Human choline transporter gene variation is associated with corticolimbic reactivity and autonomic-cholinergic function.

Published

Journal Article
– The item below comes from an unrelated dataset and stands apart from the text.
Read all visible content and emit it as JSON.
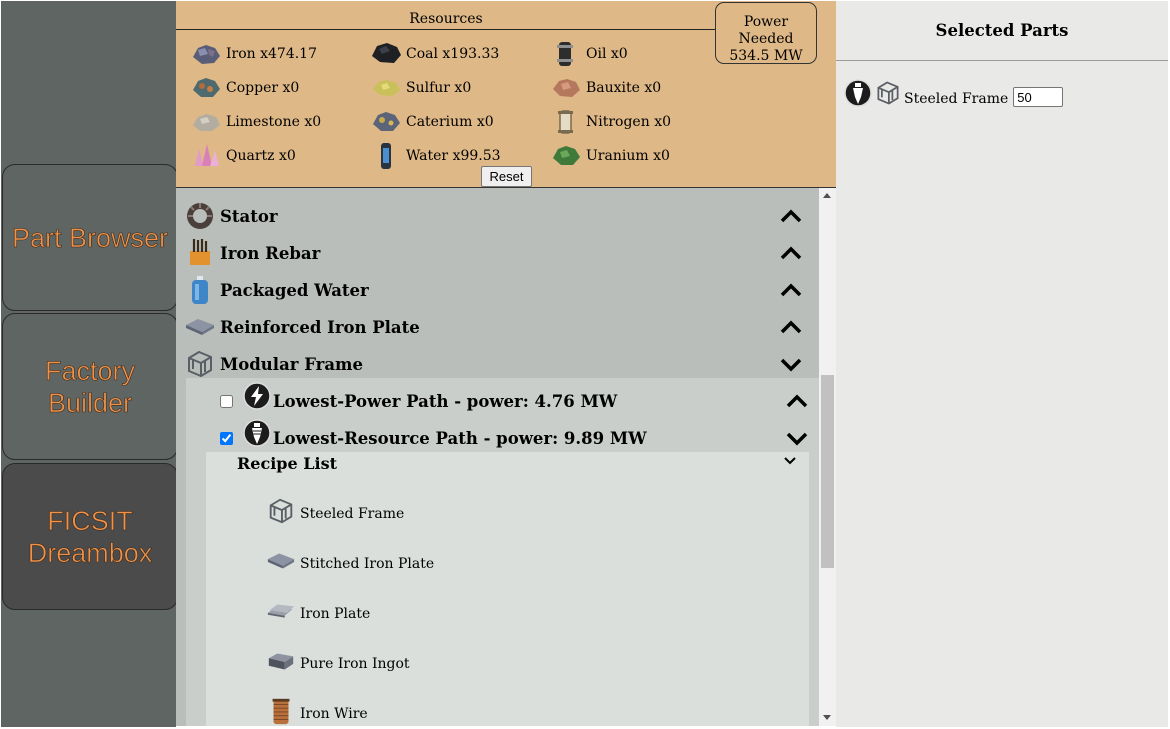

BACKGROUND: Our previous work has shown genetic variation in the human choline transporter gene (CHT1) to be associated with depressive symptoms and autonomic cardiac (cholinergic) dysregulation. Here, functional magnetic resonance imaging (fMRI) was used to examine the relation between a single nucleotide polymorphism (SNP) in CHT1 on regional brain reactivity relevant to autonomic (cholinergic) function. METHODS: Thirty-two participants of European ancestry (18 men, 14 women; age: 33-54 years) completed an fMRI protocol using corticolimbic reactivity and prefrontal inhibitory control paradigms. Resting cholinergic function, as measured by heart rate variability (HRV), was quantified from electrocardiogram. Subjects were genotyped for a CHT1 G/T SNP. RESULTS: GG homozygotes had greater right (R) dorsal amygdala (p < .008), bilateral anterior cingulate (p < .009), and R caudate reactivity (p < .015) than T-allele carriers. Heart rate variability was related to R frontal cortex (Brodmann Areas 6, 9, and 46), R hippocampal formation, bilateral caudate, and bilateral anterior cingulate reactivity (p's < .007). CONCLUSIONS: CHT1 variation is related to differences in a distributed corticolimbic circuitry mediating behavioral and physiologic arousal. These relations may contribute to a biological mechanism by which genetic variation in cholinergic neurotransmission affects cognition, mood, and autonomic cardiac function.

Full Text

Duke Authors

Cited Authors

  • Neumann, SA; Brown, SM; Ferrell, RE; Flory, JD; Manuck, SB; Hariri, AR

Published Date

  • November 2006

Published In

Volume / Issue

  • 60 / 10

Start / End Page

  • 1155 - 1162

PubMed ID

  • 16876130

Pubmed Central ID

  • 16876130

Electronic International Standard Serial Number (EISSN)

  • 1873-2402

International Standard Serial Number (ISSN)

  • 0006-3223

Digital Object Identifier (DOI)

  • 10.1016/j.biopsych.2006.03.059

Language

  • eng